Junkermann said in an interview that those fleeing violence in places such as Libya should be granted safety and help.
“That we should help civil war refugees should not be put under question,” she said. “That is Christian duty, citizens’ duty in a global society.”
Europe must help – not only in Libya itself but also here in accepting refugees.
Referring to the current arguments over what to do with the illegal immigrants who have already landed in Italy, she said, “I find it disturbing how politics is being conducted on the backs of those people concerned.”
It is not possible to simply refuse entry, she said. “That is too little in a globalised world where one demands the ability to act as free as possible worldwide in ones own interests.”
Junkermann said the European Union should develop a migration and integration policy for refugees. “There is a clear policy which grants freedom of movement within the European region, and that the borders are open. But the price is high – the borders are as good as closed to the outside.”
This was unfair, she said, and said that a “certain permeability of European borders,” should be the aim.
Instead, those willing to risk their lives enter illegally and take their chances once here.
Around 26,000 people have made it across the Mediterranean so far this year, with many landing on the Italian island of Lampedusa which is just 150 kilometres from the Tunisian coast. Most end up interned in overcrowded camps.
To relieve the pressure, Italy has started issuing refugees from Tunisia with six-month Italian visas which give them the right to move throughout the EU.
This has infuriated many other European politicians – not least French President Nicolas Sarkozy.

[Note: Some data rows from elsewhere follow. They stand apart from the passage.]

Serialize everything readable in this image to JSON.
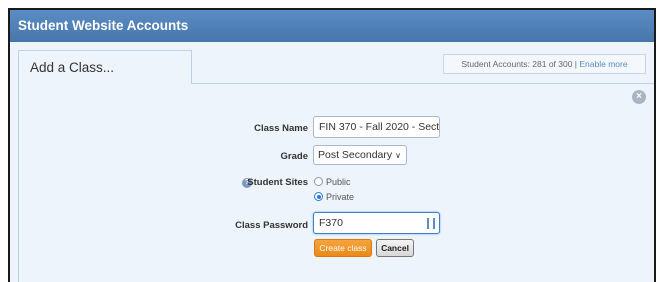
{
  "window": {
    "title": "Student Website Accounts"
  },
  "tab": {
    "label": "Add a Class..."
  },
  "accounts": {
    "text": "Student Accounts: 281 of 300 | ",
    "link": "Enable more"
  },
  "form": {
    "class_name": {
      "label": "Class Name",
      "value": "FIN 370 - Fall 2020 - Secti"
    },
    "grade": {
      "label": "Grade",
      "selected": "Post Secondary"
    },
    "student_sites": {
      "label": "Student Sites",
      "options": [
        {
          "label": "Public",
          "checked": false
        },
        {
          "label": "Private",
          "checked": true
        }
      ]
    },
    "class_password": {
      "label": "Class Password",
      "value": "F370"
    },
    "create_label": "Create class",
    "cancel_label": "Cancel"
  },
  "icons": {
    "close": "close-circle-icon",
    "help": "help-icon",
    "password": "password-manager-icon",
    "chevron": "chevron-down-icon"
  },
  "colors": {
    "titlebar": "#4f80b8",
    "panel": "#eef4fb",
    "create_button": "#f29a2e",
    "focus": "#3b7ed0"
  }
}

He has mooted lifting the Schengen agreement which abolished border checks between EU member states, in order to try to stop North African refugees from heading to France.
The German Interior Ministry said it was monitoring the situation and was prepared to strengthen border checks, although there was no indication that many North African refuges would be heading for Germany.
Nonetheless, Bavarian state Interior Minister Joachim Hermann said he was outraged by the Italian move. “The behaviour of the Italian government is unreasonable,” he told Der Spiegel magazine.
“Italy must stop granting residence permits to Tunisian economic refugees as soon as possible.”
The first Tunisian with such a visa was spotted in Germany last week according to a report in Der Spiegel.
The man not only had the correct paperwork but also enough money for his stay in Germany, the report said, so the border police who had been making a routine check on a train from Milan to Munich, did not stop him.